I awoke this morning thinking about the cool vibe we had onstage for the worship set in church yesterday. I was playing electric and–alongside the normal drums, bass and keys–we added a banjo and a mandolin to compliment the worship leader’s acoustic guitar.
It’s great to work with twenty-somethings because I (a fifty-something) get to crawl into the heads of young musicians to lean how they view the musical world. The cool thing is, there is a back-to-tradition musical trend these days that is very refreshing. The inspiration for the instrumentation yesterday were the Avett Brothers. The musical twist on the normal worship song set was very inspiring for us musicians, and hopefully for the congregation.
With the digital world we are living in, there are advantages and disadvantages. One disadvantage is it’s easy to duplicate real musical instruments through digital sampling ( a great tool in the right hands). The results of creating a digital facsimile of an analog instrument helps various, somewhat unattainable, musical flavors to be instantly available to the the song creator. He or she can roll through a virtual smorgasbord of sounds to access a bagpipe or a penny whistle for a Celtic-styled song, for instance, all triggered through a midi keyboard. Another disadvantage: just anyone can set-up a recording studio these days in one’s bedroom with a computer. The digital opportunities we are blessed with, though, are no substitute for real musicians playing real instruments, and skilled music-makers creating recordings with old-school discipline.

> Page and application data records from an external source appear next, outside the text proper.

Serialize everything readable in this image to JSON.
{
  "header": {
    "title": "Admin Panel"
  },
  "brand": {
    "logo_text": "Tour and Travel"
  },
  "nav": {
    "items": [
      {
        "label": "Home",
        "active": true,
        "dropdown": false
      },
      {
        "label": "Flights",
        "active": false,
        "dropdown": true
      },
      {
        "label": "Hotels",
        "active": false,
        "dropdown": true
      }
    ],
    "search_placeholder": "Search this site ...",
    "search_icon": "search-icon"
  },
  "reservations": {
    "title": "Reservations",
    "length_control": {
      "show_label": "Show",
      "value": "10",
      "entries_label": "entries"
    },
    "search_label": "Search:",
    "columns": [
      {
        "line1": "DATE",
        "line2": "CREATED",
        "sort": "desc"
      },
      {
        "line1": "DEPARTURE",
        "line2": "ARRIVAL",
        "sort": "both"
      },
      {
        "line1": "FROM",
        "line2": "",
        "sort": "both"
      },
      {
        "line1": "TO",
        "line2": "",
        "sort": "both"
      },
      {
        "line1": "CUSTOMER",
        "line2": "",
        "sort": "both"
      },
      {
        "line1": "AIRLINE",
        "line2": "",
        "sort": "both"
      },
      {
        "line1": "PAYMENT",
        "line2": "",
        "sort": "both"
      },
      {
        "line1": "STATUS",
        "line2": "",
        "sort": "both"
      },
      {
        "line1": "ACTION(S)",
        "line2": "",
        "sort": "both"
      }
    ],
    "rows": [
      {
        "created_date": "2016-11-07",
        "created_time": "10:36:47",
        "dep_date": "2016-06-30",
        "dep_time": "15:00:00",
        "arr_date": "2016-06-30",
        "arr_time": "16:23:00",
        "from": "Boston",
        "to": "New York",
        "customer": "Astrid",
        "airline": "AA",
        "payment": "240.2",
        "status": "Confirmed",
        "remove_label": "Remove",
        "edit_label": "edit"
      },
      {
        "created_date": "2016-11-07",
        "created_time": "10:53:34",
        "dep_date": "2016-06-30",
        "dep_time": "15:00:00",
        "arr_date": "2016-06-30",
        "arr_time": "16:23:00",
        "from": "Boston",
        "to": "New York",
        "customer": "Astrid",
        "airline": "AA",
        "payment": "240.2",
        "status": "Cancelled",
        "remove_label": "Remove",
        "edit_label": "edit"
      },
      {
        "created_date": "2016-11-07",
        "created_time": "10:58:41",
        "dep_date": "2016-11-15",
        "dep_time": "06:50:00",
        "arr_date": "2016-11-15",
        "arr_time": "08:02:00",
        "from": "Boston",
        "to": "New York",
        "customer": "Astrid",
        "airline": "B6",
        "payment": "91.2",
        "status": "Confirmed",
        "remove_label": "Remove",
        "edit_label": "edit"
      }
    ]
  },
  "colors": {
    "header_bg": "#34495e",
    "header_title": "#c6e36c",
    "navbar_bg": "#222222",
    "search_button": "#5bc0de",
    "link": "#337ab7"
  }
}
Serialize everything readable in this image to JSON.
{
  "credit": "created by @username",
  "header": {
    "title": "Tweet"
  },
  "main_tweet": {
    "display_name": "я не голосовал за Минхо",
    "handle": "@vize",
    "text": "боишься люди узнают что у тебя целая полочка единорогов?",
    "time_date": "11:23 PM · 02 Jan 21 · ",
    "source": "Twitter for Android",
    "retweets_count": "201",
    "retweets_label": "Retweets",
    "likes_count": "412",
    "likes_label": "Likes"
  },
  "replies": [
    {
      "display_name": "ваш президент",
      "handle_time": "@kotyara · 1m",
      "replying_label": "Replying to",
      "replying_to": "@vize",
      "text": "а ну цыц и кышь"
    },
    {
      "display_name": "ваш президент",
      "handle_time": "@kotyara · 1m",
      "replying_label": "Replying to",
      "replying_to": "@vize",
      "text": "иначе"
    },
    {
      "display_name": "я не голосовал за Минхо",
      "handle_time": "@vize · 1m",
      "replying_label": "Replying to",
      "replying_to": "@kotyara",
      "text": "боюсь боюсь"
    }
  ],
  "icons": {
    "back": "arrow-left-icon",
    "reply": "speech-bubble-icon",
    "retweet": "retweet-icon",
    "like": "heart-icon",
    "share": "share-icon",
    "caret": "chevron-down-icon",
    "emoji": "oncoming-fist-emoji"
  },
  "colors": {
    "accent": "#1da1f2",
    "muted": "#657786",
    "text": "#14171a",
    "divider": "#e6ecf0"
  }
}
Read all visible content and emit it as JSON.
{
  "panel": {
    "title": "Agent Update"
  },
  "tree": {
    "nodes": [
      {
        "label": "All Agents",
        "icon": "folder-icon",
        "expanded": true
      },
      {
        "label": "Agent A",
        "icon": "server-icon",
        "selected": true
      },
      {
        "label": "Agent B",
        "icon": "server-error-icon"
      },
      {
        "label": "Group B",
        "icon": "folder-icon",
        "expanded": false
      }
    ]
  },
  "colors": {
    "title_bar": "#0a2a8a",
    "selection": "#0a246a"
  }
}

The actual Hammond organ with a Leslie 145 rotating speaker, mic’d in stereo, really created a warm bed for the acoustic instruments to lay in yesterday. The drummer was keen to play with brushes and blasticks to create a rolling rhythm without dominating and overpowering the dynamics. I played my Les Paul with a bit of tremolo and little distortion to add to the low-key vibe. The musical instincts of each musician helped the arrangements to ebb and flow. The knowledge of when to play and when not to play was evident amongst everyone Sunday. The total effect of sensitive, skilled players and singers was, far and away, superior to what any novice may attempt to duplicate with scads of virtual sounds and unlimited tracks at their disposal.
Great music is created by great musicians and singers–and it’s usually advantageous to have those musicians playing together, looking at each other in the same space. For that, there is no substitute. I look forward to many more of these experiences in the future.